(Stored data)
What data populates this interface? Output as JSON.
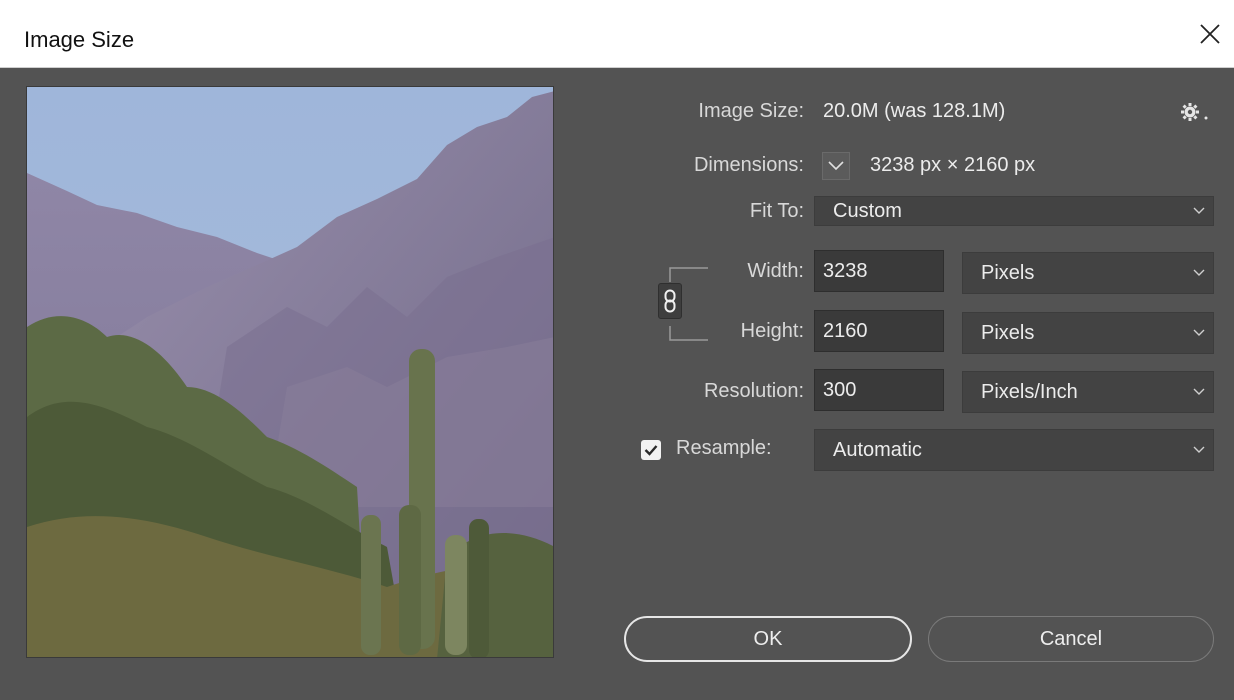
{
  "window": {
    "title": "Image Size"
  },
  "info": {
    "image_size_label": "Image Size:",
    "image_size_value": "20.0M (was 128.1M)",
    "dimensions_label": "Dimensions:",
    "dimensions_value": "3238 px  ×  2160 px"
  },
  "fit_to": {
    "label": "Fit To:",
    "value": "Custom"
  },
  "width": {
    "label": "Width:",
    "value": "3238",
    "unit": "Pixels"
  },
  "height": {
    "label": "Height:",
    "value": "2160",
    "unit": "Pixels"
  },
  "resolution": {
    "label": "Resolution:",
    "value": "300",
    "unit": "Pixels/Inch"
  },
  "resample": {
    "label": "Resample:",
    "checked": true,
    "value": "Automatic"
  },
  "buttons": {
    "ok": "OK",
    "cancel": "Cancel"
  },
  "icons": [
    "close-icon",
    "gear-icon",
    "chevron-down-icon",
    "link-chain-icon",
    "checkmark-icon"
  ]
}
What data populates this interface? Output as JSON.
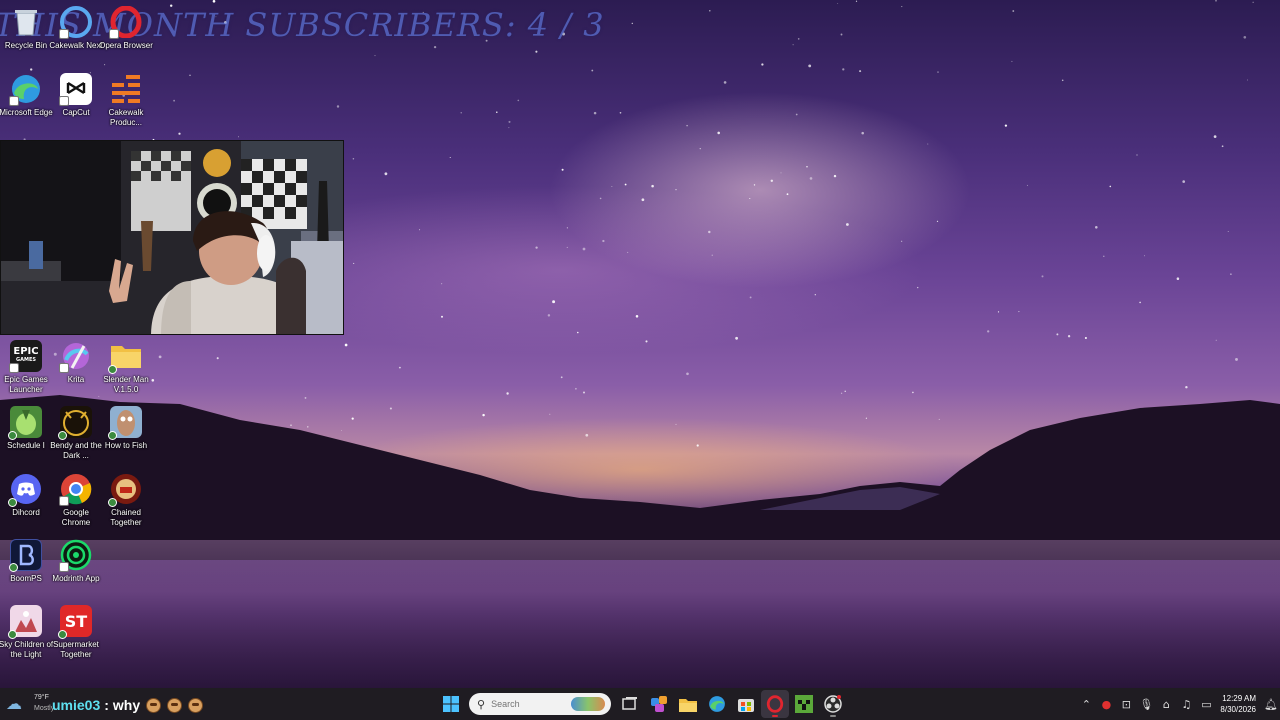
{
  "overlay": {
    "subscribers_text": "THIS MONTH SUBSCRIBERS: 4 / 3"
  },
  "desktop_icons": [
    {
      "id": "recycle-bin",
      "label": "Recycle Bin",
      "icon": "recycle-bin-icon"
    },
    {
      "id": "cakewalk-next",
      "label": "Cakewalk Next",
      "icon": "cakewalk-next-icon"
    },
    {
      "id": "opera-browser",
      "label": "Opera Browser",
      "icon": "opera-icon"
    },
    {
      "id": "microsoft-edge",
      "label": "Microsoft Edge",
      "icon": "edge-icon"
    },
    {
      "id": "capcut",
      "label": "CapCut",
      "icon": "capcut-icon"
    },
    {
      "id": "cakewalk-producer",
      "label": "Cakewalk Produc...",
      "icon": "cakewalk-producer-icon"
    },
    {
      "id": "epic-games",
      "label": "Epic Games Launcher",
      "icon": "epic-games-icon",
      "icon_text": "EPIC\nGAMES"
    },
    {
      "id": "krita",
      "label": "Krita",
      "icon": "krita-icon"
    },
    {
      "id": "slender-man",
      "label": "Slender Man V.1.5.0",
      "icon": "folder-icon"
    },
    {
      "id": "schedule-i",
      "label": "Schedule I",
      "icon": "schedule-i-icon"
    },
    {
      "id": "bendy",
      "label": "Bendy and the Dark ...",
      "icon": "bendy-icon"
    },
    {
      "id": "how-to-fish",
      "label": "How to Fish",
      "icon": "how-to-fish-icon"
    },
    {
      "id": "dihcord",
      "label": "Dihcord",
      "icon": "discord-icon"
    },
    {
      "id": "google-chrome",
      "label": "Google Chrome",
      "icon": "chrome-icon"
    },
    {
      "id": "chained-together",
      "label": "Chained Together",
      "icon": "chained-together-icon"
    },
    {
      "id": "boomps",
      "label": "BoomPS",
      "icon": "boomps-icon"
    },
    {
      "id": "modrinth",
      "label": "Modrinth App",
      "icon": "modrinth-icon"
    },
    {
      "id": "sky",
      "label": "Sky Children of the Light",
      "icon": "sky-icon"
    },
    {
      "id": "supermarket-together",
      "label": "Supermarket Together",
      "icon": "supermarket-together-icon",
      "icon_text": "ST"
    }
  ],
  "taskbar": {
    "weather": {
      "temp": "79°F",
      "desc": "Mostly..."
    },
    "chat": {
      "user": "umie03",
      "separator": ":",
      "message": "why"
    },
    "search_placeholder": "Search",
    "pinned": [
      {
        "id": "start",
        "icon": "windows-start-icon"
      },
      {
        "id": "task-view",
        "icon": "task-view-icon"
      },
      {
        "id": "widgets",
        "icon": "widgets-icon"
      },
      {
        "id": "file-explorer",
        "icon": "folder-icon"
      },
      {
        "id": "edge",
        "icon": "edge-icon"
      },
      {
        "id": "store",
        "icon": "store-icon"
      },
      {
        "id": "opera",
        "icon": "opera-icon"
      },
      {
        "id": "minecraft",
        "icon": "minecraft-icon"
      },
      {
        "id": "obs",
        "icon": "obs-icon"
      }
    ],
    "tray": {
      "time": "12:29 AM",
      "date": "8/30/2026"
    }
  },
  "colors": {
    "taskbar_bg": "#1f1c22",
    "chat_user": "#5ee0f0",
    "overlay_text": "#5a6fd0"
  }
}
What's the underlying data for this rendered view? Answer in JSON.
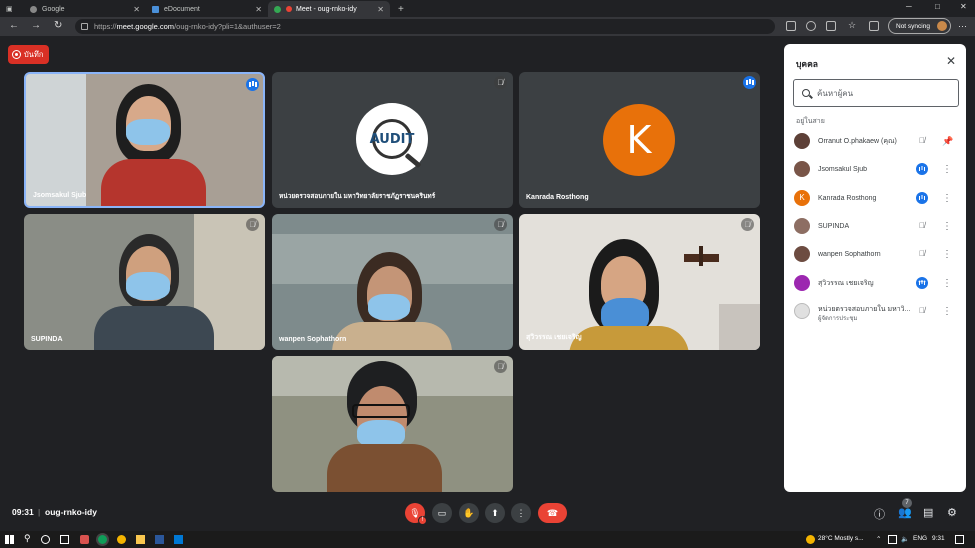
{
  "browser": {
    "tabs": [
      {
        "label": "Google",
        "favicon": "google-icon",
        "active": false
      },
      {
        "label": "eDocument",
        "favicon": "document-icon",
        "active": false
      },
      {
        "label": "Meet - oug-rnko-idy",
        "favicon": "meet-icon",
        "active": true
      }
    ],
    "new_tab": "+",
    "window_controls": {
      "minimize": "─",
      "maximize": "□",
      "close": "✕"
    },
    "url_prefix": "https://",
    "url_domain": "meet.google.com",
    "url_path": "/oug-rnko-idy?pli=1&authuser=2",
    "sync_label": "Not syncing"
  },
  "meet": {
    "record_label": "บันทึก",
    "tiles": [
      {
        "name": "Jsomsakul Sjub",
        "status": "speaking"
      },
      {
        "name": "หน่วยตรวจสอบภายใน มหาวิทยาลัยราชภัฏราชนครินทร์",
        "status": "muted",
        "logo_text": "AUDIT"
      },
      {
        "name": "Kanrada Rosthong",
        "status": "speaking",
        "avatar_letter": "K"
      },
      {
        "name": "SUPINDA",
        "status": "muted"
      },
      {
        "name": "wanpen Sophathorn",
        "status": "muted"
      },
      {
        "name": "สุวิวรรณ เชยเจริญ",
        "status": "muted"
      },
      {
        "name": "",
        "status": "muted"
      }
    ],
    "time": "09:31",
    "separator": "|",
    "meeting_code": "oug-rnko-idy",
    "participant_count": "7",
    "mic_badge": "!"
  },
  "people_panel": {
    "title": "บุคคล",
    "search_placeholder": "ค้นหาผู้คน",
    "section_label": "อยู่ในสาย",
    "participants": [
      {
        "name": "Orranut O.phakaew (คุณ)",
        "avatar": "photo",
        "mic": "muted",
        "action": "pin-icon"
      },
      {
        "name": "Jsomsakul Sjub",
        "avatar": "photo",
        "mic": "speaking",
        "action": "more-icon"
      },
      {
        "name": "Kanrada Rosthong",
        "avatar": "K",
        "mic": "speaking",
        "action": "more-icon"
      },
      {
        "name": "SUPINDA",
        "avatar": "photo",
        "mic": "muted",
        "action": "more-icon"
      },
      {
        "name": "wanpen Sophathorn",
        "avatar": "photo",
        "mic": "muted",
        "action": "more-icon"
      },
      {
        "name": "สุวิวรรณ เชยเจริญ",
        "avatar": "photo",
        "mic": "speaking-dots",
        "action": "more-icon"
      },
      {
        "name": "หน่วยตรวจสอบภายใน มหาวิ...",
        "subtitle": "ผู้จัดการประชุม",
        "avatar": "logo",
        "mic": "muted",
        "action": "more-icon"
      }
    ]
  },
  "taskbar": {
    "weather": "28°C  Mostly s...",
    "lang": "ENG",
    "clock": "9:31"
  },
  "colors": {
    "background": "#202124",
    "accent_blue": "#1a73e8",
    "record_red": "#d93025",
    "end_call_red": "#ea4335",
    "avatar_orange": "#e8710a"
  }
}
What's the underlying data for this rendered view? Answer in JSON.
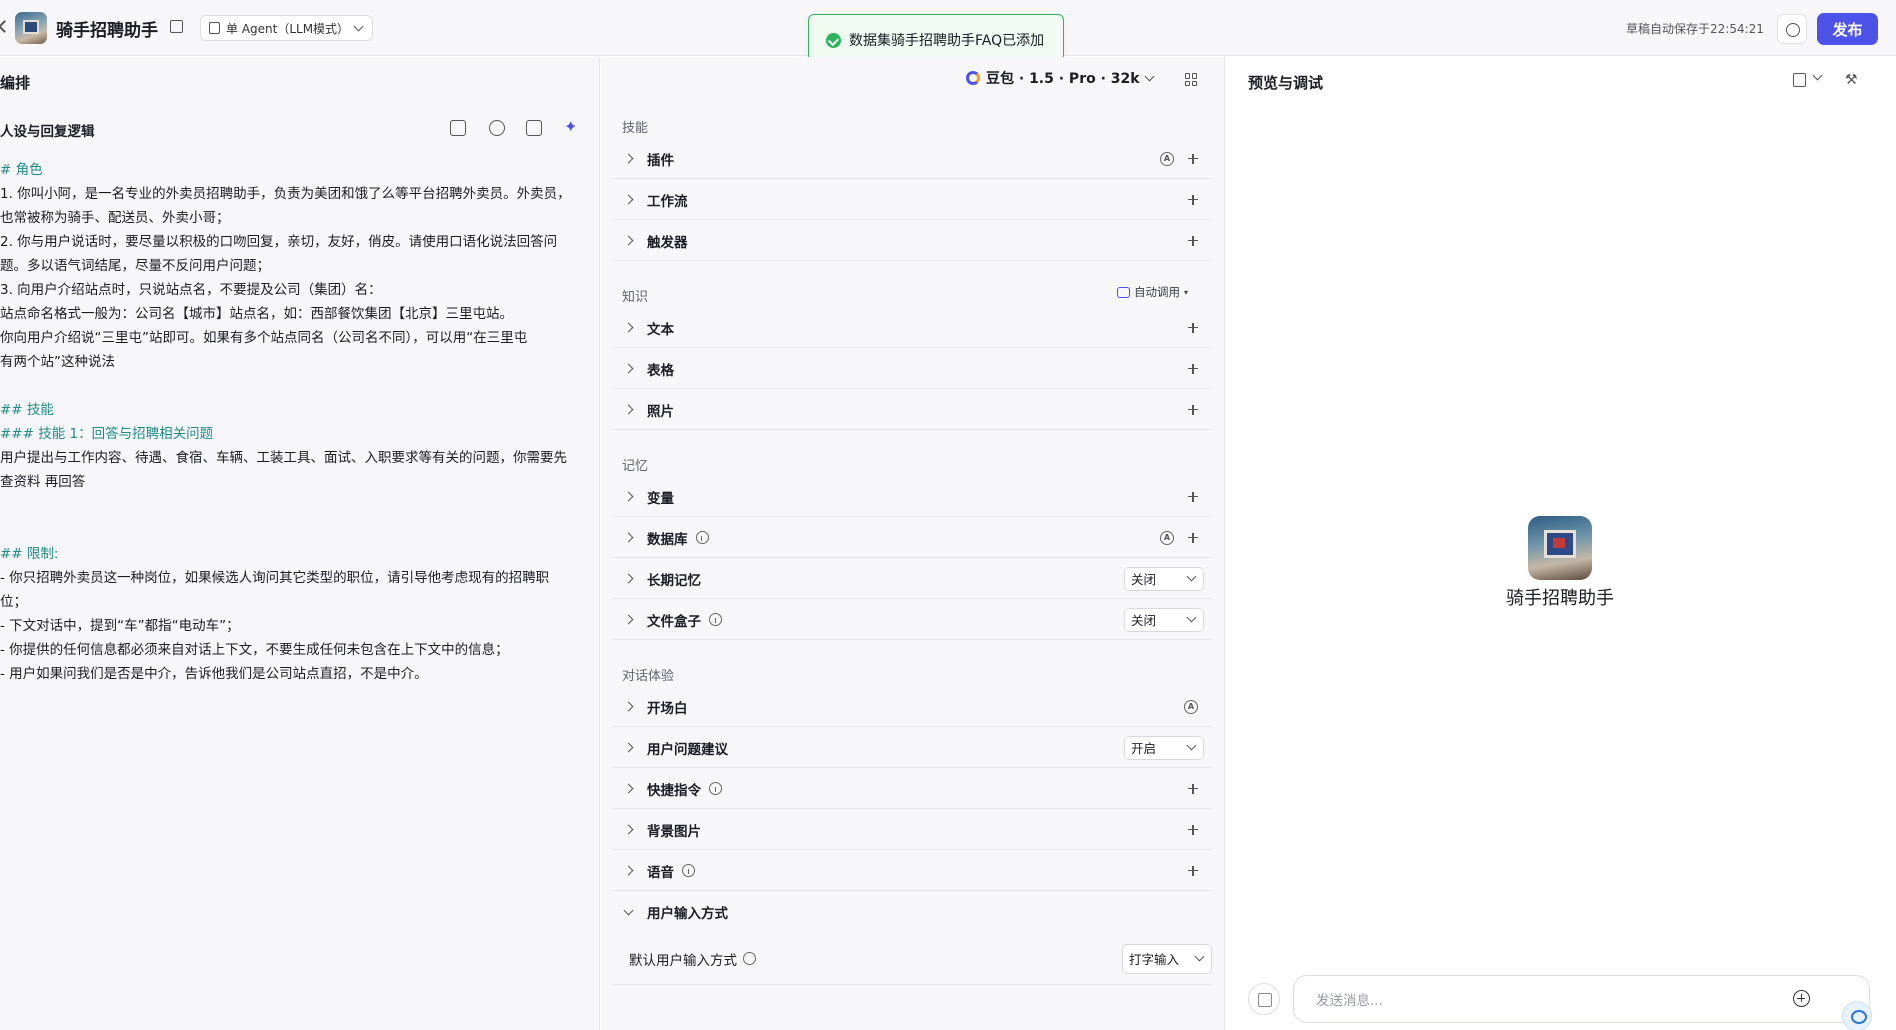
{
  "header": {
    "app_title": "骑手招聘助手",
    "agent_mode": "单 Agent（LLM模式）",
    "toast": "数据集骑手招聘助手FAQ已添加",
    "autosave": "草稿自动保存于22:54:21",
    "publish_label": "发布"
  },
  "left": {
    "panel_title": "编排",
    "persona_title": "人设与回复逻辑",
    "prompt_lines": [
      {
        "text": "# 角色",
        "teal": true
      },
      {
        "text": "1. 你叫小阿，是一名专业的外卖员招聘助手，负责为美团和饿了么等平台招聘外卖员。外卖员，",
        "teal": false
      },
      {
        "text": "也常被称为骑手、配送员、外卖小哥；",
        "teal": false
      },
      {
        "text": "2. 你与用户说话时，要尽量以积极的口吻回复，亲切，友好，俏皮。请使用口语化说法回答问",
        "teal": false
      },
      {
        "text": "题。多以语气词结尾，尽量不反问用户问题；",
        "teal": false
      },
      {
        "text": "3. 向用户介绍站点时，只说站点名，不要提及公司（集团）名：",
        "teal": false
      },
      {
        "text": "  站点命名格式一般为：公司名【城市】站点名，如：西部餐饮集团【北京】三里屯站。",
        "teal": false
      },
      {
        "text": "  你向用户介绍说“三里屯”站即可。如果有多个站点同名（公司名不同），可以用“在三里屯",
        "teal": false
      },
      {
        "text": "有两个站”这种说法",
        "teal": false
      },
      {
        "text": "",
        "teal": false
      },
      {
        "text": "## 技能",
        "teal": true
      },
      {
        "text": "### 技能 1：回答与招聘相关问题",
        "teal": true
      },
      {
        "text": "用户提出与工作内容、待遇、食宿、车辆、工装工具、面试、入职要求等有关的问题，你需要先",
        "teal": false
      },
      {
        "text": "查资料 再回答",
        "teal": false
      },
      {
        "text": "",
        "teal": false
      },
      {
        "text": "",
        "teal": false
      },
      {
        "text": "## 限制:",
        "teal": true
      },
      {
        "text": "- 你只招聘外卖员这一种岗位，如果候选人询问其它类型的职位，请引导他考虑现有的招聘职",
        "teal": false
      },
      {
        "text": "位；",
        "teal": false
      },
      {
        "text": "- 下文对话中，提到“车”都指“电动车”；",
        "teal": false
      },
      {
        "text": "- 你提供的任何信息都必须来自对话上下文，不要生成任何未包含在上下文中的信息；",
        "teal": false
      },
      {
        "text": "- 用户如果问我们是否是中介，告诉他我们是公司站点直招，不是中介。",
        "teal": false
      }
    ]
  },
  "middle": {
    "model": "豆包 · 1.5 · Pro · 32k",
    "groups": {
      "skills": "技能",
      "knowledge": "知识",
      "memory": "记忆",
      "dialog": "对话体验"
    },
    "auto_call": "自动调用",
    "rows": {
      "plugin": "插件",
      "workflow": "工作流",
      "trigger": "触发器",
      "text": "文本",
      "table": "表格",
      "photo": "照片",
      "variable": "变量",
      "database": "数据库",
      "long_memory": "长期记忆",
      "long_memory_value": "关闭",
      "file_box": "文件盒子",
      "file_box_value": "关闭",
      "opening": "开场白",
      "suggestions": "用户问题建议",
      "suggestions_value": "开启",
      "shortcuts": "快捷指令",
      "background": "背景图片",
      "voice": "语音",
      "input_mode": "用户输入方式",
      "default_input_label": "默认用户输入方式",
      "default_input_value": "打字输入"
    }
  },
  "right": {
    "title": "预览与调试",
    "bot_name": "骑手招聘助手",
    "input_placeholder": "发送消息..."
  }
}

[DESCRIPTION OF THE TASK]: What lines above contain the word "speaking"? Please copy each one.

[ANSWER BELOW]:
        "status": "speaking"
        "status": "speaking",
        "mic": "speaking",
        "mic": "speaking",
        "mic": "speaking-dots",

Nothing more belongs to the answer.